In Melbourne, we had two morning, and at times two evening Mast Heads, although the Herald was the one that endured. The Sun News Pictorial not only dominated the morning news market, but long held the honour of the most read paper in Australia. It was of tabloid format while it’s competitor, The Age claimed the quality mantle with its broadsheet layout. The Sun and the Herald merged and The Age has survived.
We also had The Sporting Globe delivered on Saturday Night with a further edition produced mid week, both on pink paper. My recollections as a sports crazed child was waiting for the delivery of the Globe each Saturday to read the real story of the VFL games of the day or the days play in Club, First Class and Test Cricket, across the Country and across the World.
When first living in Brisbane, there was The Sun and Courier Mail in the morning and the Telegraph in the evening. The Telegraph soon disappeared and The Sun followed suit a few years later.
The Australian and the Australian Financial Review were, and still are our National Daily Papers.
So, why the trip down memory lane?
Reduced readership attributable to a growing reliance on social media and on-line news sites for our information is leading many to predict the demise of “hard copy” Newspapers. Combine this with specialist on-line sites where we can find a job, sell a car and buy just about anything has destroyed traditional classified advertising that essentially funded our Papers. Their time is limited.
This saddens me, but I am also to blame. I read the news each day, but rarely buy a paper. I access on-line free sites and while having taken advantage of various free trial offers from the New York Times and Financial Review, I have never been motivated to subscribe.
When I reflect on by childhood, I recall a daily paper reading routine from an early age.
Page 9 of the Melbourne Sun was home to “A Place in the Sun” written each weekday by the highly irreverent, superbly observational and always witty Keith Dunstan. Arguably, Keith Dunstan taught me to read and maybe even motivated me to write. I admired his style, his alternative view of the world and his prose.
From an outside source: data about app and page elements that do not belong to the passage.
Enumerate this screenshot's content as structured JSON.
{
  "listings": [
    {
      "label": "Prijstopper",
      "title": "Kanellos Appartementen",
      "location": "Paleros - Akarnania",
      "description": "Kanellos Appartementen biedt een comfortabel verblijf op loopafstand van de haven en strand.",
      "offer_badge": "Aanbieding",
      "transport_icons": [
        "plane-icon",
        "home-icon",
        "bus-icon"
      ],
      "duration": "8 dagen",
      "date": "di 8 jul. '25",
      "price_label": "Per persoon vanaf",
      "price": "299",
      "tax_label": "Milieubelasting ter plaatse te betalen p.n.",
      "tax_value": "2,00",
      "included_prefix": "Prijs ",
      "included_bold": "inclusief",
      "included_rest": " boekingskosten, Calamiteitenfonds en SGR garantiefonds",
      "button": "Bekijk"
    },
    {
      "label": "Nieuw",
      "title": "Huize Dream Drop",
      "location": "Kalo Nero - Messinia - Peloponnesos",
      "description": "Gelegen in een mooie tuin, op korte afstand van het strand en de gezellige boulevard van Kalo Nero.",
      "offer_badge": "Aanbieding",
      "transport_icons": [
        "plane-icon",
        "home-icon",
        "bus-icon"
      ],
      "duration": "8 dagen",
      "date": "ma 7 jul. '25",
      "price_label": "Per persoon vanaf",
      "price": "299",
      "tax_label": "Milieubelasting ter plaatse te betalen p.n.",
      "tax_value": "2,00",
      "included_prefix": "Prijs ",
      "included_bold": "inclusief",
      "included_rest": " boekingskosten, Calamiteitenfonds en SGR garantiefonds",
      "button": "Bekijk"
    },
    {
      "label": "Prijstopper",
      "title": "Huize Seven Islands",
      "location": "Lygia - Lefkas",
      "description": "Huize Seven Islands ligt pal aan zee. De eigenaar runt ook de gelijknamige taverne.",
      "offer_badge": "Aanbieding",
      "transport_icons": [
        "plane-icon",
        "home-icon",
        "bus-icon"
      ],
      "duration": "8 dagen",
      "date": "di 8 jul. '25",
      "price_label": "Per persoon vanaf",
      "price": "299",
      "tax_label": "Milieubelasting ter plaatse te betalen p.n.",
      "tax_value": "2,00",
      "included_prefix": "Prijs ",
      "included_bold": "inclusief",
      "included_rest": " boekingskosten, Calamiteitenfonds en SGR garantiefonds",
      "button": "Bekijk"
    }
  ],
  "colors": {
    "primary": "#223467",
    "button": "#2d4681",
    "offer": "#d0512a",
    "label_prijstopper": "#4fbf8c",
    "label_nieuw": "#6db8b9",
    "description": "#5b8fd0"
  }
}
Interestingly, or maybe not, the first large non fiction book I read for personal interest was at age eleven titled “The Paddock That Grew”. This book chronicled the history of the Melbourne Cricket Club and in reality, a history of Victoria. I read this book many times as a teenager and continue to read parts of it to this day. The Author is Keith Dunstan and his easy style is on display in the book and I am certain my familiarity with his writing in the Sun assisted this 11 year old to be able to read such a huge book.
I am not sure our on-line News sites have a need for daily columns, addressing local matters, at least not in the way they used to.
Daily columns created a following and there were several Journalists I would always read, whereas now, there is probably only one and even then, I don’t seek out all work. The Journalist I refer to is Gideon Haigh.
I ponder this question, has the daily column been lost because of the demise in Newspapers, or is the demise in Newspapers attributable to the loss of the daily column? The romantic in me wants to believe it is the latter.
Here is a little about Keith Dunstan